SAN FRANCISCO (KTVU/CNN) - There are still no clear answers as to how a patient at a San Francisco hospital ended up dead in a stairwell. City and hospital officials are promising a thorough investigation.
Missing person fliers hung throughout the city as a community searched for Lynne Spalding. The search turned out to be useless. The 57-year-old apparently had been dead or dying in a hospital stairwell for more than two weeks after she checked into San Francisco general with a bladder infection.
An autopsy will hopefully shed some light on just how long she lived before a member of the hospital's engineering staff, making a routine quarterly check, discovered her body.
"Certainly there's a possibility that simplest explanation is that she entered this stairwell and fell perhaps smacked her head," said forensic scientist Dr. Larence Kobilinsky.
Dr. Kobilinsky is a renowned forensic scientist and not attached to the case. He says the body will provide clues as to what happened. A fall? A heart attack? Too much medication? All things to be studied. But what about the hospital?
"This institution should have been looked at everywhere from top to bottom every room every possible place a person could be found and I would say the san Francisco hospital does not look good at this point," said Dr. Kobilinsky.
"The city is responsible for everything that happened here," said Mayor Ed Lee.
Lee offered those blunt words, also saying Thursday that he's asked for an independent review of the hospital, owned and operated by the city.
"This should not have happened. And we all agree and we want to prevent it from happening again," said Dr. Todd May, chief medical officer at San Francisco General Hospital.
San Francisco General until now, has had a good reputation. For example, it successfully treated many of the injured patients from the recent Asiana Airlines crash at San Francisco International Airport.
"We are here to provide patient care and security to more than 100,000 patients each year, and their families. Nothing like this has happened before. This is without precedent," said Dr. May.

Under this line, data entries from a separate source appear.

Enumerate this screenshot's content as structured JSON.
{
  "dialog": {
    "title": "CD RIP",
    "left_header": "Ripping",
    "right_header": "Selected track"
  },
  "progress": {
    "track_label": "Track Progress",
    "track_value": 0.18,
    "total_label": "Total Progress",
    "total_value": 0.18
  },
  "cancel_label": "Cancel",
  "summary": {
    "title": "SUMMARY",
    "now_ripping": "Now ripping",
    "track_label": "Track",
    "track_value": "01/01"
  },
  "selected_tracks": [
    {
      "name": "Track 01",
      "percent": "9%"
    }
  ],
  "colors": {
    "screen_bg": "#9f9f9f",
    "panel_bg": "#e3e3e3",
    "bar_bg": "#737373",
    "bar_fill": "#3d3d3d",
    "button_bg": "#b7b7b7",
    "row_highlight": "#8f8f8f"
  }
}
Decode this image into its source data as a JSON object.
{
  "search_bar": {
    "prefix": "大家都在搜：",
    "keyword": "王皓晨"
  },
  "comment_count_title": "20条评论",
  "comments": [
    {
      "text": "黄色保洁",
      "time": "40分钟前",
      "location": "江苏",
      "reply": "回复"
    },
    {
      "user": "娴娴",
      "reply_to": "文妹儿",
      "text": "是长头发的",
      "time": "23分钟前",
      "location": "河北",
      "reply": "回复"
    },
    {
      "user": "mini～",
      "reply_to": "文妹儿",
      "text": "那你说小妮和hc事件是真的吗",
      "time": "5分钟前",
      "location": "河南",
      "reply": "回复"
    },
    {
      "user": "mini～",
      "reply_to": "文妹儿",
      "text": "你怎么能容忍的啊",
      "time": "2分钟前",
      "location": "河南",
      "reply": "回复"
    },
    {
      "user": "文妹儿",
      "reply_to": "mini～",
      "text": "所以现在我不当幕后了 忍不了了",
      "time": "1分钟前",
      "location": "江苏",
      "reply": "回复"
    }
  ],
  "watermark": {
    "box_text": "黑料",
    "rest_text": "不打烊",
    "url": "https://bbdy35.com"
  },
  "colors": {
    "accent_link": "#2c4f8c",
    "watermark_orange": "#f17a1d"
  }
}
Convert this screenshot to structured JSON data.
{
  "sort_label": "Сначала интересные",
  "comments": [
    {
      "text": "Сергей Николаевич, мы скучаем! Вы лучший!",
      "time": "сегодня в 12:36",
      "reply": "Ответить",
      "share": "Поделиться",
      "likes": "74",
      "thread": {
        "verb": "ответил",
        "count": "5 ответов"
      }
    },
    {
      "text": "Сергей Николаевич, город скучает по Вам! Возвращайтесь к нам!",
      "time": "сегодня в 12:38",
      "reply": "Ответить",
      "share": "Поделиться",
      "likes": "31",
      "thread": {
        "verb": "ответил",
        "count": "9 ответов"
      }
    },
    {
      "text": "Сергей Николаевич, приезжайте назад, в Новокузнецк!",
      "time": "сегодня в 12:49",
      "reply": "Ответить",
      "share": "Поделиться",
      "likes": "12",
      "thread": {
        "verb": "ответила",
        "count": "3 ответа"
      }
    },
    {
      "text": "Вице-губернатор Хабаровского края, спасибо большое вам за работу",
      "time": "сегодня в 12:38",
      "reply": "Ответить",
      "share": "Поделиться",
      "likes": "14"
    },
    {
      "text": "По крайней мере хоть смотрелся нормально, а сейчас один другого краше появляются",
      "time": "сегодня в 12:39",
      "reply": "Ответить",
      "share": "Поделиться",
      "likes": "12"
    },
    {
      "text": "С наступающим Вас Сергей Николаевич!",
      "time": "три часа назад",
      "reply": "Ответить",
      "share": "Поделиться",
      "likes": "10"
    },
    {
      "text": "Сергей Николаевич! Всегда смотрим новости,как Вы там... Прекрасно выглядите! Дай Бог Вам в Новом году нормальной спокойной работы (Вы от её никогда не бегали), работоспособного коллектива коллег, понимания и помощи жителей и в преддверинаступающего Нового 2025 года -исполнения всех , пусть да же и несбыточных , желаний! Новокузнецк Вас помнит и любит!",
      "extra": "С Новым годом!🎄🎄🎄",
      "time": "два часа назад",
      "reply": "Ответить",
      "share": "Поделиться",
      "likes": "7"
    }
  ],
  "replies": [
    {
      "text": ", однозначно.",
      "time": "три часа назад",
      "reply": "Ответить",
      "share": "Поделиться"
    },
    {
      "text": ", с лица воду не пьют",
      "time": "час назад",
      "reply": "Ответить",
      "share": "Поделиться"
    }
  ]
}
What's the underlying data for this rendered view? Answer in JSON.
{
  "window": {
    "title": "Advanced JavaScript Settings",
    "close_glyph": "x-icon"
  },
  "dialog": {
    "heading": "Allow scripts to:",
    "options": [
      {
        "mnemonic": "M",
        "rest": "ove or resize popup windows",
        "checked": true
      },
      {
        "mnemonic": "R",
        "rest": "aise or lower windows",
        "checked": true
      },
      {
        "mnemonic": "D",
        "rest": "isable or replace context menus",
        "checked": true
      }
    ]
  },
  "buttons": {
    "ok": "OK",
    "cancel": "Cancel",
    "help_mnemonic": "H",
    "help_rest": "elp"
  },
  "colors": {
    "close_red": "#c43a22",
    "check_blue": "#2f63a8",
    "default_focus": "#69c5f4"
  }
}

For now, we're still left to wonder. Why did Spalding leave her room? Why did she go to that fire escape stairwell? And why did it take so long for someone at the hospital to find her?